At x = 0, y = using the solution for x > 0. So for continuity, this must the same result when substituted into x < 0, so   (i) (ii) .
0
reply
12 years ago
#13
4
reply
12 years ago
#14
Question 2, STEP I, 2002
Third Part
Sketches to follow shortly
1
reply
12 years ago
#15
1
reply
12 years ago
#16
0
reply
12 years ago
#17
2002 II Question 12  probability such that more than l coins of the L coins will produce less than m heads
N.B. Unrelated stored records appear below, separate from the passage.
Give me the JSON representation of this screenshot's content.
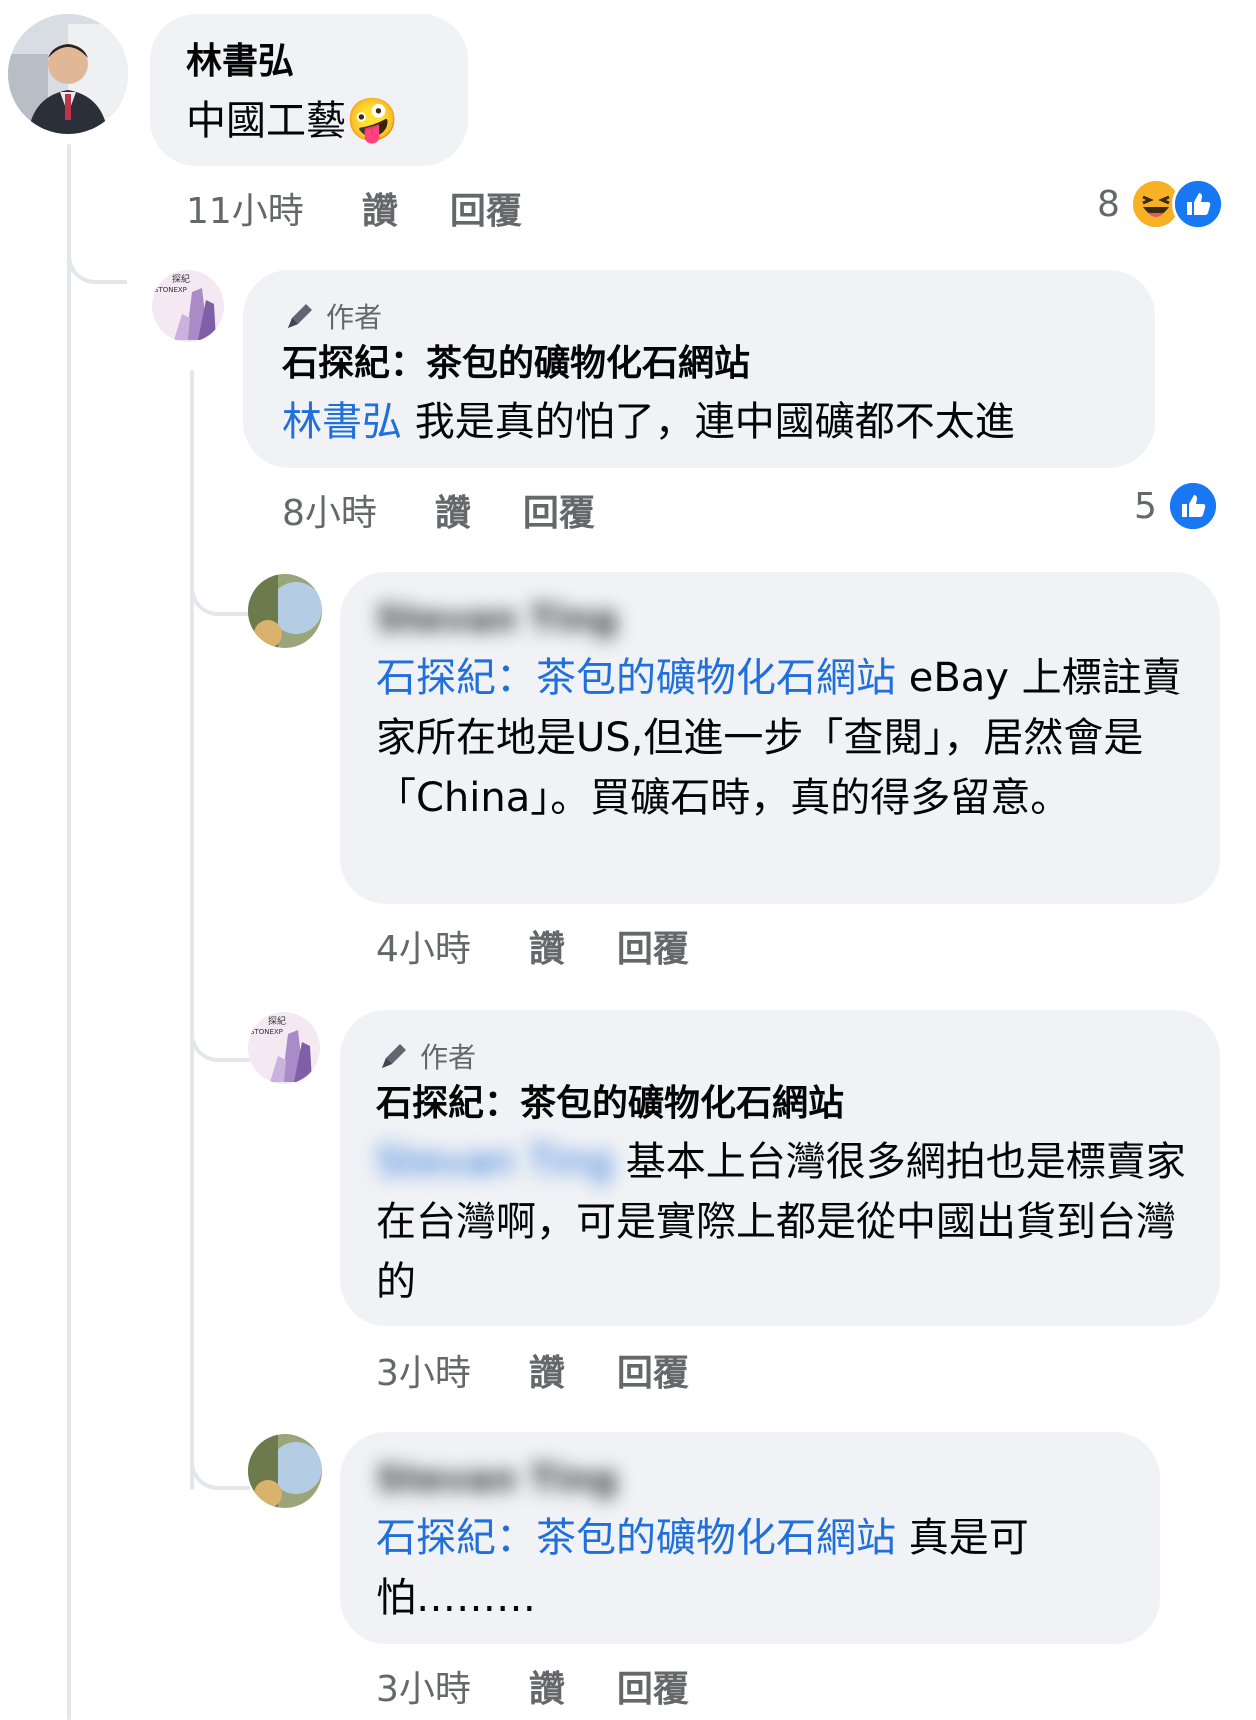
{
  "comments": [
    {
      "author": "林書弘",
      "text": "中國工藝",
      "emoji": "🤪",
      "time": "11小時",
      "like": "讚",
      "reply": "回覆",
      "reaction_count": "8",
      "reactions": [
        "laugh-react-icon",
        "like-react-icon"
      ]
    },
    {
      "badge": "作者",
      "author": "石探紀：茶包的礦物化石網站",
      "mention": "林書弘",
      "text": " 我是真的怕了，連中國礦都不太進",
      "time": "8小時",
      "like": "讚",
      "reply": "回覆",
      "reaction_count": "5",
      "reactions": [
        "like-react-icon"
      ]
    },
    {
      "author": "Stevan Ting",
      "mention": "石探紀：茶包的礦物化石網站",
      "text": " eBay 上標註賣家所在地是US,但進一步「查閱」，居然會是「China」。買礦石時，真的得多留意。",
      "time": "4小時",
      "like": "讚",
      "reply": "回覆"
    },
    {
      "badge": "作者",
      "author": "石探紀：茶包的礦物化石網站",
      "mention": "Stevan Ting",
      "text": " 基本上台灣很多網拍也是標賣家在台灣啊，可是實際上都是從中國出貨到台灣的",
      "time": "3小時",
      "like": "讚",
      "reply": "回覆"
    },
    {
      "author": "Stevan Ting",
      "mention": "石探紀：茶包的礦物化石網站",
      "text": " 真是可怕………",
      "time": "3小時",
      "like": "讚",
      "reply": "回覆"
    }
  ],
  "colors": {
    "bubble": "#f0f2f5",
    "mention": "#216fdb",
    "meta": "#65676b",
    "like_blue": "#1877f2",
    "laugh_yellow": "#f7b125"
  }
}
Estimating q: , where z is the probability of a coin producing less than m heads.
We can say that , which gives: for small z.
We then substitute to get as required.

z is the probability that less than m heads are made after M throws.  . as required.
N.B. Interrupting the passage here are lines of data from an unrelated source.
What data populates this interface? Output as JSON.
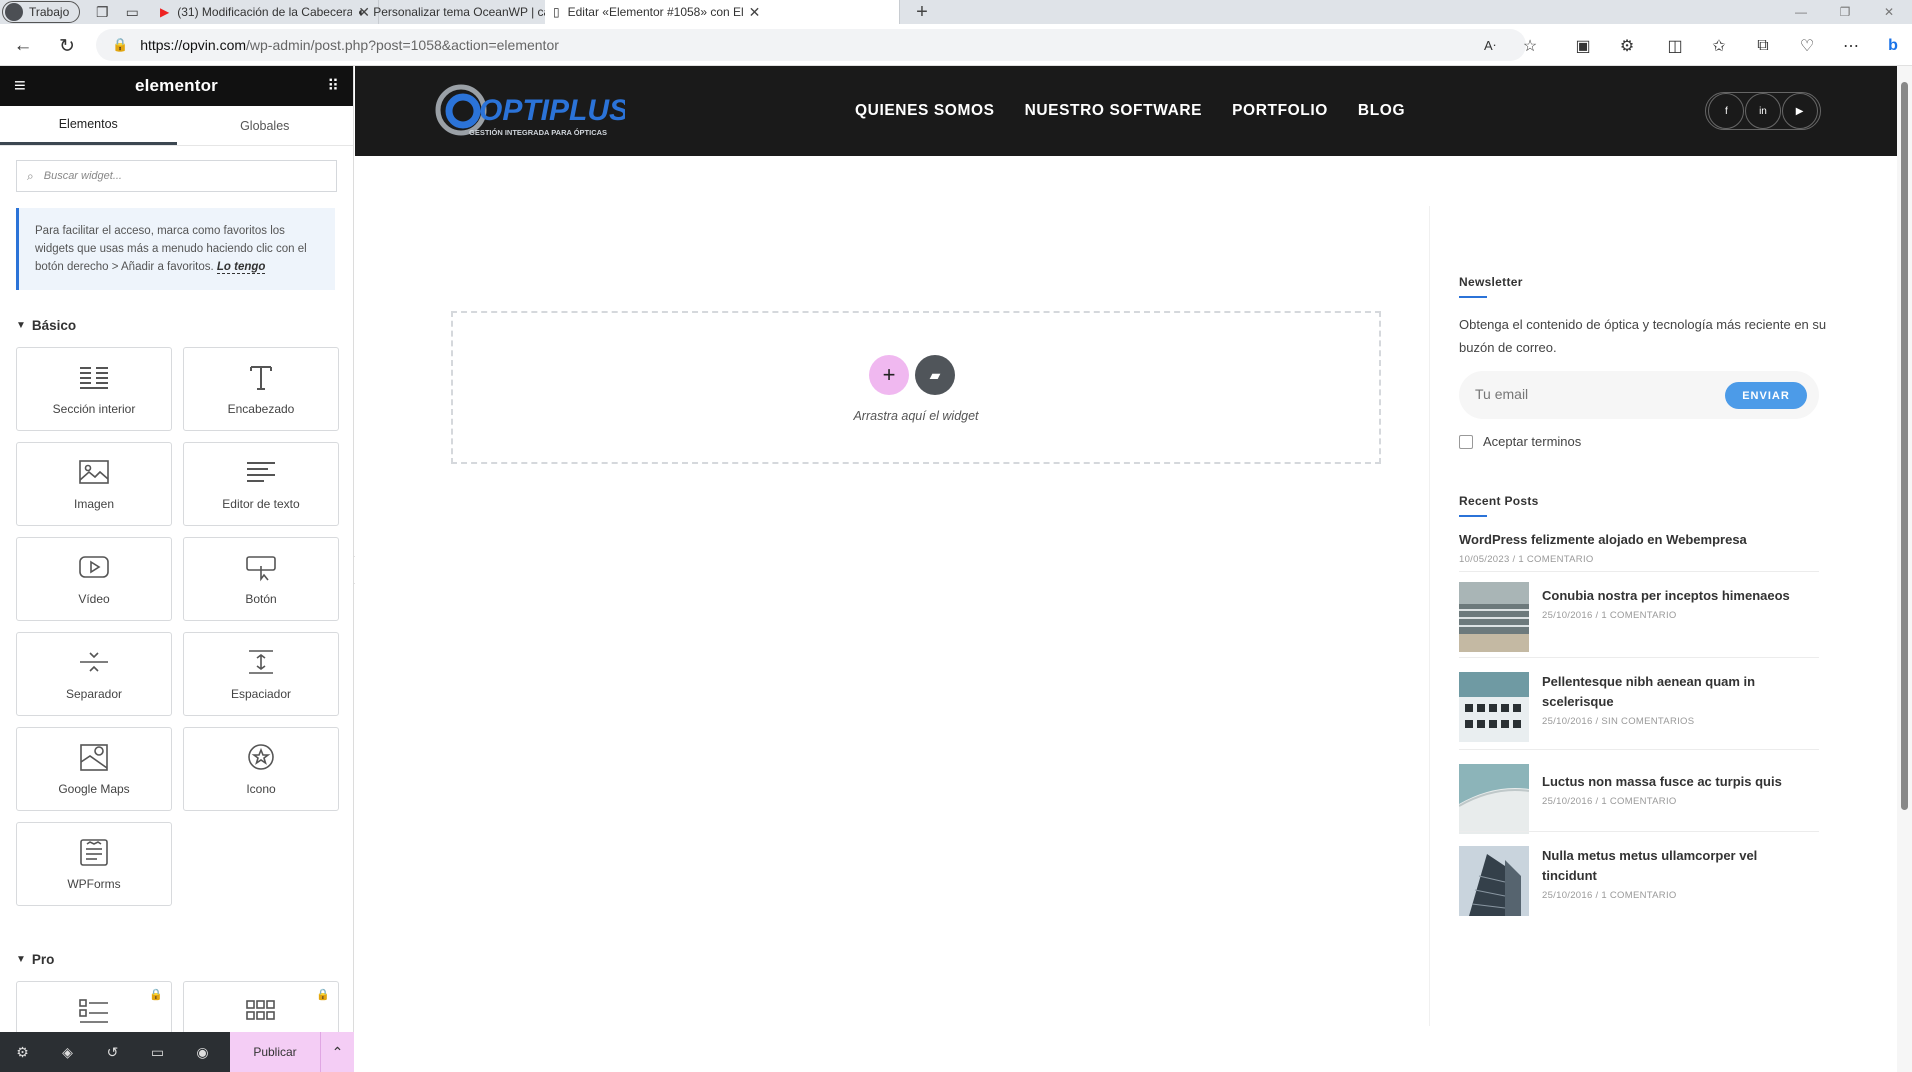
{
  "browser": {
    "profile_label": "Trabajo",
    "tabs": [
      {
        "title": "(31) Modificación de la Cabecera",
        "icon": "youtube-icon"
      },
      {
        "title": "Personalizar tema OceanWP | cab",
        "icon": "wordpress-icon"
      },
      {
        "title": "Editar «Elementor #1058» con El",
        "icon": "page-icon"
      }
    ],
    "url_host": "https://opvin.com",
    "url_path": "/wp-admin/post.php?post=1058&action=elementor"
  },
  "panel": {
    "logo": "elementor",
    "tabs": [
      "Elementos",
      "Globales"
    ],
    "search_placeholder": "Buscar widget...",
    "notice_text": "Para facilitar el acceso, marca como favoritos los widgets que usas más a menudo haciendo clic con el botón derecho > Añadir a favoritos.",
    "notice_link": "Lo tengo",
    "basic_label": "Básico",
    "pro_label": "Pro",
    "widgets": [
      {
        "label": "Sección interior",
        "icon": "inner-section-icon"
      },
      {
        "label": "Encabezado",
        "icon": "heading-icon"
      },
      {
        "label": "Imagen",
        "icon": "image-icon"
      },
      {
        "label": "Editor de texto",
        "icon": "text-editor-icon"
      },
      {
        "label": "Vídeo",
        "icon": "video-icon"
      },
      {
        "label": "Botón",
        "icon": "button-icon"
      },
      {
        "label": "Separador",
        "icon": "divider-icon"
      },
      {
        "label": "Espaciador",
        "icon": "spacer-icon"
      },
      {
        "label": "Google Maps",
        "icon": "google-maps-icon"
      },
      {
        "label": "Icono",
        "icon": "star-icon"
      },
      {
        "label": "WPForms",
        "icon": "wpforms-icon"
      }
    ],
    "publish_label": "Publicar"
  },
  "site": {
    "logo_text": "OPTIPLUS",
    "logo_tagline": "GESTIÓN INTEGRADA PARA ÓPTICAS",
    "nav": [
      "QUIENES SOMOS",
      "NUESTRO SOFTWARE",
      "PORTFOLIO",
      "BLOG"
    ],
    "dropzone_text": "Arrastra aquí el widget",
    "newsletter": {
      "title": "Newsletter",
      "text": "Obtenga el contenido de óptica y tecnología más reciente en su buzón de correo.",
      "placeholder": "Tu email",
      "button": "ENVIAR",
      "checkbox": "Aceptar terminos"
    },
    "recent_posts_title": "Recent Posts",
    "posts": [
      {
        "title": "WordPress felizmente alojado en Webempresa",
        "date": "10/05/2023",
        "comments": "1 COMENTARIO"
      },
      {
        "title": "Conubia nostra per inceptos himenaeos",
        "date": "25/10/2016",
        "comments": "1 COMENTARIO"
      },
      {
        "title": "Pellentesque nibh aenean quam in scelerisque",
        "date": "25/10/2016",
        "comments": "SIN COMENTARIOS"
      },
      {
        "title": "Luctus non massa fusce ac turpis quis",
        "date": "25/10/2016",
        "comments": "1 COMENTARIO"
      },
      {
        "title": "Nulla metus metus ullamcorper vel tincidunt",
        "date": "25/10/2016",
        "comments": "1 COMENTARIO"
      }
    ]
  },
  "colors": {
    "accent_blue": "#2b73d8",
    "elementor_pink": "#f0b8f0",
    "header_dark": "#1a1a1a"
  }
}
K = 7, k = 2, L = 500, l = 4, M = 100, m = 48, p = 0.6. , which is a large z, so we are not allowed to approximate as needed.
0
reply
12 years ago
#18
0
reply
12 years ago
#19
0
reply
12 years ago
#20
0
reply
X

### Quick Reply

Write a reply...
Reply
new posts Back
to top
Latest
My Feed

### Oops, nobody has postedin the last few hours.

Why not re-start the conversation?

see more

### See more of what you like onThe Student Room

You can personalise what you see on TSR. Tell us a little about yourself to get started.

### Poll

Join the discussion

#### Do you think receiving Teacher Assessed Grades will impact your future?

I'm worried it will negatively impact me getting into university/college (98)
39.68%
I'm worried that I’m not academically prepared for the next stage in my educational journey (27)
10.93%
I'm worried it will impact my future career (18)
7.29%
I'm worried that my grades will be seen as ‘lesser’ because I didn’t take exams (57)
23.08%
I don’t think that receiving these grades will impact my future (30)
12.15%
I think that receiving these grades will affect me in another way (let us know in the discussion!) (17)
6.88%

View All
Latest
My Feed

### Oops, nobody has postedin the last few hours.

Why not re-start the conversation?

### See more of what you like onThe Student Room

You can personalise what you see on TSR. Tell us a little about yourself to get started.